A former well-known personality in the Lexington fire department and the first black firefighter to be promoted to the rank of captain died early Wednesday.
James Best, 68, died at his Lexington home, said his wife, Karen Best. The retired fire captain had struggled with colon cancer after being diagnosed several months ago.
Mr. Best was a lifelong member of Historic Pleasant Green Missionary Baptist Church, said Pastor Thomas H. Peoples. Through the church, he inspired others to join the ranks of Lexington's firefighters, including current Fire Chief Keith Jackson, the first black in the position.
"When I came on to the fire department, he was a mentor to me," Jackson said Wednesday. "He was a dedicated member of the Lexington fire department, and I'm proud to have known him as a man and as a firefighter."
Mr. Best was perhaps best known as the host of an educational show that aired on government television in the late 1980s and early 1990s. The show gave viewers an inside look at the department and taught fire safety tips and first aid.
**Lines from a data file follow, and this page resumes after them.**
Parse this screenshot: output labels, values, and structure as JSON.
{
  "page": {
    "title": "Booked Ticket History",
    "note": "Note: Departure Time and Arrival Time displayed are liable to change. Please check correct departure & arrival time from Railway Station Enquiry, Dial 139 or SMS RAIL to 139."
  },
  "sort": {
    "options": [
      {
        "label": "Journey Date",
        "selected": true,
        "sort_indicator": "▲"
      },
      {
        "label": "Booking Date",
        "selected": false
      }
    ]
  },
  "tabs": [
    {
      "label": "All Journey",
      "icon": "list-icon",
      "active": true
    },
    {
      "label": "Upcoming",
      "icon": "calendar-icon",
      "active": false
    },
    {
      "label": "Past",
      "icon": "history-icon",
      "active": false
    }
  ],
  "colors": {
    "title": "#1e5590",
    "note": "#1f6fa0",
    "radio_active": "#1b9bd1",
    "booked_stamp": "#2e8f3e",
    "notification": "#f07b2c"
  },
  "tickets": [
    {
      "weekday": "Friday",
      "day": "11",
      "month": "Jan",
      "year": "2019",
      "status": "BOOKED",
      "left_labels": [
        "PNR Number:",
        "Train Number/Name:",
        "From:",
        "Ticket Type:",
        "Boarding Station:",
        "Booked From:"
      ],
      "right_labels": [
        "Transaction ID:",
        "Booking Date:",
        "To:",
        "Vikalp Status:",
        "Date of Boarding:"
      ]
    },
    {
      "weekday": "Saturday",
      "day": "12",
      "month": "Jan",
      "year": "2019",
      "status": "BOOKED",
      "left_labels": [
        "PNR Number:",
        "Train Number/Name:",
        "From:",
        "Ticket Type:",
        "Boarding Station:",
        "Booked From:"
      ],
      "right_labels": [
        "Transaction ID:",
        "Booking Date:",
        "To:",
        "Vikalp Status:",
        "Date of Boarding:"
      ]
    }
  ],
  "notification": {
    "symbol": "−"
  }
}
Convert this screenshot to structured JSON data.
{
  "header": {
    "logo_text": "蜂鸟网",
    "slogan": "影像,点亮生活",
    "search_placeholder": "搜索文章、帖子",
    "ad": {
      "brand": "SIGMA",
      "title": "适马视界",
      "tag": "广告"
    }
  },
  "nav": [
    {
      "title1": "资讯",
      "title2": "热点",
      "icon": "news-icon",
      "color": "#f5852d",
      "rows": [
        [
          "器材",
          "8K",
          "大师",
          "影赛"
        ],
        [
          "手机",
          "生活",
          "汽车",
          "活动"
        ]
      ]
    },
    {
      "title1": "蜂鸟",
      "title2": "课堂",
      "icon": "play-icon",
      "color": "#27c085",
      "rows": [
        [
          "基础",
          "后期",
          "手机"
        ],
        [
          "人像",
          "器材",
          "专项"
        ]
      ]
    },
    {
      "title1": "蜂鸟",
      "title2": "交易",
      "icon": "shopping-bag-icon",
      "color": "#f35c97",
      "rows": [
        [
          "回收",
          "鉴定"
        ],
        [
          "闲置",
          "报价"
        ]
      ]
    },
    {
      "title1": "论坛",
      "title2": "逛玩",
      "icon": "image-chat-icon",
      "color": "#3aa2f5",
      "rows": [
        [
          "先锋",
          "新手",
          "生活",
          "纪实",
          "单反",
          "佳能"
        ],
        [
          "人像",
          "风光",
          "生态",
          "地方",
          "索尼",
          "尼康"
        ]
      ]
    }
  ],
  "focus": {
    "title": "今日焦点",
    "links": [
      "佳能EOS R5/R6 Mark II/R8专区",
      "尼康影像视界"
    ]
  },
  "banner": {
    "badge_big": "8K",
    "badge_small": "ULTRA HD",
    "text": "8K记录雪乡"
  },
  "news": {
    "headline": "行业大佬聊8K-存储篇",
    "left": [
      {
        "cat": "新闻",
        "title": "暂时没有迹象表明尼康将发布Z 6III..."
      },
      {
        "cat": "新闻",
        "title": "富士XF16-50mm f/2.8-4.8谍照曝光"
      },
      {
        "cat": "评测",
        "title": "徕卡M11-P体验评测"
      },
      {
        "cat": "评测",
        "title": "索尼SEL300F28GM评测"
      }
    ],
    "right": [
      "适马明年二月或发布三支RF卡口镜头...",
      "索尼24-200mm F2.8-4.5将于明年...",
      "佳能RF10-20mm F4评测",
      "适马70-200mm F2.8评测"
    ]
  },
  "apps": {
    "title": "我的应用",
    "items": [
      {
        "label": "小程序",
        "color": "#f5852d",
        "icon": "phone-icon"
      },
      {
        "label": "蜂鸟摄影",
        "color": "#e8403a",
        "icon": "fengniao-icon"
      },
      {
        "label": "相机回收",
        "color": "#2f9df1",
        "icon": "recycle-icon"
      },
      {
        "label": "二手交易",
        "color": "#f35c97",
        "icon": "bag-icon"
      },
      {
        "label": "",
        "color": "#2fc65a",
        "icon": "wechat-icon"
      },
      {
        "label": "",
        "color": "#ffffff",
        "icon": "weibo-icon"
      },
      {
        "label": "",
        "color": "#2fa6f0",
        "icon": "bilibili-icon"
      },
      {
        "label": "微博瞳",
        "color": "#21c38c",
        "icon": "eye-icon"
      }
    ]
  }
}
He was among the second class of black fire recruits hired in the early 1970s. He retired several years ago after serving nearly 40 years, his wife said. After retiring, Mr. Best volunteered as a board member of the Dunbar Community Center and served as a mentor. Historic Pleasant Green elected Mr. Best to its Hall of Fame because of his public service and advocacy for youths.
"He had a professional way of going about things. He was a pioneer," Peoples said. "He was someone that young people could look up to."
At the end of his life, Mr. Best was a staunch advocate for regular cancer screenings, his wife said. His cancer was diagnosed too late to be treated effectively.
Karen Best said her husband visited Tuesday with many family members, including his mother, Lottie Mae Best Riley, 92. He died about 4 a.m. Wednesday.
In addition to Mr. Best's wife and mother, survivors include three children, Stephanie Best, DeNeia Thomas and Brandon Best; three brothers and three sisters.
Visitation will be from 10:30 a.m. to 12:30 p.m. Saturday at Historic Pleasant Green, 540 West Maxwell Street. Services will be from 12:30 p.m. to 2:30 p.m. at the church, followed by burial at Lexington Cemetery. Kerr Brothers Funeral Home on Main Street is handling arrangements.
By Josh Kegley | email@example.com
Published in Lexington Herald-Leader on Feb. 7, 2013